- Exercise aim
Find the number of lines containing the string "more" in the data. Answer with the number by itself.

- Material for this task
>>>

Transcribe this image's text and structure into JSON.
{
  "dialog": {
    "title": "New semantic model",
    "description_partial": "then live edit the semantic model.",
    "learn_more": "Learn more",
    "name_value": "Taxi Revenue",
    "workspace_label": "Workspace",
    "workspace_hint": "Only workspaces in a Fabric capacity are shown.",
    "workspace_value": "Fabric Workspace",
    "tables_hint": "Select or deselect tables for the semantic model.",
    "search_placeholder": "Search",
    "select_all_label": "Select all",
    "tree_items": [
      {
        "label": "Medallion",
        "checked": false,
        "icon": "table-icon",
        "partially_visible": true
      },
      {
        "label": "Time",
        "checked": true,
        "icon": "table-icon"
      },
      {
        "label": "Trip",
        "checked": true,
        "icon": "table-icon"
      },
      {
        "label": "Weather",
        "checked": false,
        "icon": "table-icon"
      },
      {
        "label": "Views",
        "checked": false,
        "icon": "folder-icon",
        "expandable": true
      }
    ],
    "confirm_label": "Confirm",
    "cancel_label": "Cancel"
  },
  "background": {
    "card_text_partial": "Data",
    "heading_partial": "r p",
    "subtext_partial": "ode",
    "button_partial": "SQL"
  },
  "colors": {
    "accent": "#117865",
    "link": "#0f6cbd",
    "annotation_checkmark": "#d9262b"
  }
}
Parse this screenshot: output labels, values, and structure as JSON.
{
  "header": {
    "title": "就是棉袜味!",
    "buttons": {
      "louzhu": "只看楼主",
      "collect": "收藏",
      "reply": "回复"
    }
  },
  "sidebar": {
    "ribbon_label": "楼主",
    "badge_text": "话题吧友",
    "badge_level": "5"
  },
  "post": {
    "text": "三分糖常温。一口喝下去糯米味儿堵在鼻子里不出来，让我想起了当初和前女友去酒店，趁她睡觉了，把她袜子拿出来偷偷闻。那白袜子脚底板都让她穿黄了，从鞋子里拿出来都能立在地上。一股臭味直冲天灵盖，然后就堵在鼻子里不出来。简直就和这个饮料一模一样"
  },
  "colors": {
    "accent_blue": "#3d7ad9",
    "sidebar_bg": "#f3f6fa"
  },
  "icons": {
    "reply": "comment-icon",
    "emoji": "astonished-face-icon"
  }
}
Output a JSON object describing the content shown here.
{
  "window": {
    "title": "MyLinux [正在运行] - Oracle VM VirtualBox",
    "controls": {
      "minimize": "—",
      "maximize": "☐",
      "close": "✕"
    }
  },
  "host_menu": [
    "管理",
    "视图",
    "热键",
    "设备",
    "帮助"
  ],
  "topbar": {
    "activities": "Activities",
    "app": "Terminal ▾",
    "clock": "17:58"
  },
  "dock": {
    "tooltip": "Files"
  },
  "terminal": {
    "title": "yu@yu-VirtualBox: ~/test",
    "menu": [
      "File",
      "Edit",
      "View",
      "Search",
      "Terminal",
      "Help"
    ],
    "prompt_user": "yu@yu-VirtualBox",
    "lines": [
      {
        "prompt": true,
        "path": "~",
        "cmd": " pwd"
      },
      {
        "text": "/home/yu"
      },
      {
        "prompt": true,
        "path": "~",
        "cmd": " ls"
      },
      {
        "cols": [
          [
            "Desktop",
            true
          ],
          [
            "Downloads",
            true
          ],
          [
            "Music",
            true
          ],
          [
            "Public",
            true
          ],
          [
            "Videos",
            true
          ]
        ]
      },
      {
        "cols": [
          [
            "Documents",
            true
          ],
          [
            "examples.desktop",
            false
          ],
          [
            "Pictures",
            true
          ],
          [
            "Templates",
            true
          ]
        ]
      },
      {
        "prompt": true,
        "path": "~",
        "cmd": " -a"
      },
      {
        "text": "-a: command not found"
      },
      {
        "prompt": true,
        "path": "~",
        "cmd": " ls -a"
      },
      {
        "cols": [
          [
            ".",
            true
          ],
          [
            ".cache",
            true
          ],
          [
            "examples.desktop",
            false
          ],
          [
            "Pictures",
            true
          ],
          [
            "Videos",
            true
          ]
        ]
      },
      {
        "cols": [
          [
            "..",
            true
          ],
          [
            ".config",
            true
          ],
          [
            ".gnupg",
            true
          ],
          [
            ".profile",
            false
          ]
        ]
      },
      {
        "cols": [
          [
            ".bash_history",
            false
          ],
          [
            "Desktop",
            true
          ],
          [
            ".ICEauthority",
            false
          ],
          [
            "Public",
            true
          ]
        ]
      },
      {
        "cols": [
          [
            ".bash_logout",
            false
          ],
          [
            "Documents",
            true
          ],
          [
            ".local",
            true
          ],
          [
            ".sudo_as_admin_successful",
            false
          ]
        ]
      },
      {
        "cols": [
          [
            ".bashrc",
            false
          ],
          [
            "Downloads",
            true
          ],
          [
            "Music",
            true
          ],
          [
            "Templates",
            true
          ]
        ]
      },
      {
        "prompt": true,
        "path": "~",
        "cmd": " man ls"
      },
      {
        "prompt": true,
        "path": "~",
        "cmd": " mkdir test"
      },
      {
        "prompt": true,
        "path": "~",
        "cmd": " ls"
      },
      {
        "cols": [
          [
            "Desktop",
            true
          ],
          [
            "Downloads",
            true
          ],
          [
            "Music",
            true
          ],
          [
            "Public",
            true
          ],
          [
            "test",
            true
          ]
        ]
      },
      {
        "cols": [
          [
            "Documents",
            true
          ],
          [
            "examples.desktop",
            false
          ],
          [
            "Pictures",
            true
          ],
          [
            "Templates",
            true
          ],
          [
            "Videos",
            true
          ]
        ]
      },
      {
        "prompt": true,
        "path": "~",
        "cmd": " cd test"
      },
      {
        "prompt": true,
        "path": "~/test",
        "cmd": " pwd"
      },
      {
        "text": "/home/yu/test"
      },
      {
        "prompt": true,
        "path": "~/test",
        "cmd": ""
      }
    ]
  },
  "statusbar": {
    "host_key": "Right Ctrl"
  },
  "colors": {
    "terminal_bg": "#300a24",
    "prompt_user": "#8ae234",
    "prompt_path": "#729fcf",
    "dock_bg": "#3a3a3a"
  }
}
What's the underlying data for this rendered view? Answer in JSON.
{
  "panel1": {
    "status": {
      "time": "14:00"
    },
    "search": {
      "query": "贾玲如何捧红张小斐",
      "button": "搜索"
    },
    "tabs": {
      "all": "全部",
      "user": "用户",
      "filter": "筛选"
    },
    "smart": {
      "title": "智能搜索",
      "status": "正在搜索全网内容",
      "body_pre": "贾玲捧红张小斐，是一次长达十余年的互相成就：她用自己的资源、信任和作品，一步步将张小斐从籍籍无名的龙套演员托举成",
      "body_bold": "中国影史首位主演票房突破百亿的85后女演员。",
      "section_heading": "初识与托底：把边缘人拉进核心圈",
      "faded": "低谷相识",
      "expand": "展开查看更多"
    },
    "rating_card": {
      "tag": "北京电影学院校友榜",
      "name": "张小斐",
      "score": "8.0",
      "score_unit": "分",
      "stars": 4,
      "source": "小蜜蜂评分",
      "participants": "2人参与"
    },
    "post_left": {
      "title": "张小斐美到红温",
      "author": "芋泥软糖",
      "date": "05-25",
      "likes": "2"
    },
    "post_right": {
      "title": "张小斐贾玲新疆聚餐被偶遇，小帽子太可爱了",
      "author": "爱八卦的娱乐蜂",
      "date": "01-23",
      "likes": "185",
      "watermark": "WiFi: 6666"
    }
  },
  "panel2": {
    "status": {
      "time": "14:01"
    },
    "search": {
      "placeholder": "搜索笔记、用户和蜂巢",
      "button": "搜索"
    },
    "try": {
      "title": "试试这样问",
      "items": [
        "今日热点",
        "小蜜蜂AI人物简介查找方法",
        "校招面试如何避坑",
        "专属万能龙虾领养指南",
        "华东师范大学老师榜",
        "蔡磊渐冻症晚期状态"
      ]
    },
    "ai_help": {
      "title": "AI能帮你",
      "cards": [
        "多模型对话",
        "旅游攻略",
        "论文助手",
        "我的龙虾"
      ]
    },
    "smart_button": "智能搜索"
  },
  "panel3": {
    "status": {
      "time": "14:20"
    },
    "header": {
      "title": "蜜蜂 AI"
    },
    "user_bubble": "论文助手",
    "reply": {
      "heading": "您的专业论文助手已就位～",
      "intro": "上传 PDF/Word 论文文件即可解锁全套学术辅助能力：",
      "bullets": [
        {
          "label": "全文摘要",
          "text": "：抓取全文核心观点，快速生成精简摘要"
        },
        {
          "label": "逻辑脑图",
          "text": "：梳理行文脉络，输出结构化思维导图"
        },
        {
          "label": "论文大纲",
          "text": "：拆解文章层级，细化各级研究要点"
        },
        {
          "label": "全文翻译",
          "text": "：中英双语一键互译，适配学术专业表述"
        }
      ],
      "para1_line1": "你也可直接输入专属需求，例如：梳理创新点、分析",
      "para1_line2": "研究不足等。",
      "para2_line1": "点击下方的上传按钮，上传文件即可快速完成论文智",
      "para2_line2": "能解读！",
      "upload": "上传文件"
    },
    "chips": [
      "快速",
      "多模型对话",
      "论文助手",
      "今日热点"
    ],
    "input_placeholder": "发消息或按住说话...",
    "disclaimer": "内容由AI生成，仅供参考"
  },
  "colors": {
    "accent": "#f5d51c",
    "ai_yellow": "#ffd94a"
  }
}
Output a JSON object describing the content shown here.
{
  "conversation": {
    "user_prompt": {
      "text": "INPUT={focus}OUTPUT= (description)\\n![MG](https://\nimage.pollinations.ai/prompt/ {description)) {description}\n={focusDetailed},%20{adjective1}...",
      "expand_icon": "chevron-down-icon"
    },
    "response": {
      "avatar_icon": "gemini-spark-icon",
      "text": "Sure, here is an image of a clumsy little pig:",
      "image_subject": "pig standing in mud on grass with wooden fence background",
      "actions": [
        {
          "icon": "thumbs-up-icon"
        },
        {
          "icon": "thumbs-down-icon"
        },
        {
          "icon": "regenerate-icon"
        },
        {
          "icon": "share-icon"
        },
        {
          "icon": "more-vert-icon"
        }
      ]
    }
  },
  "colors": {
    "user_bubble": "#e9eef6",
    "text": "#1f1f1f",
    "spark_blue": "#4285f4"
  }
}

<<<

- Answer below
2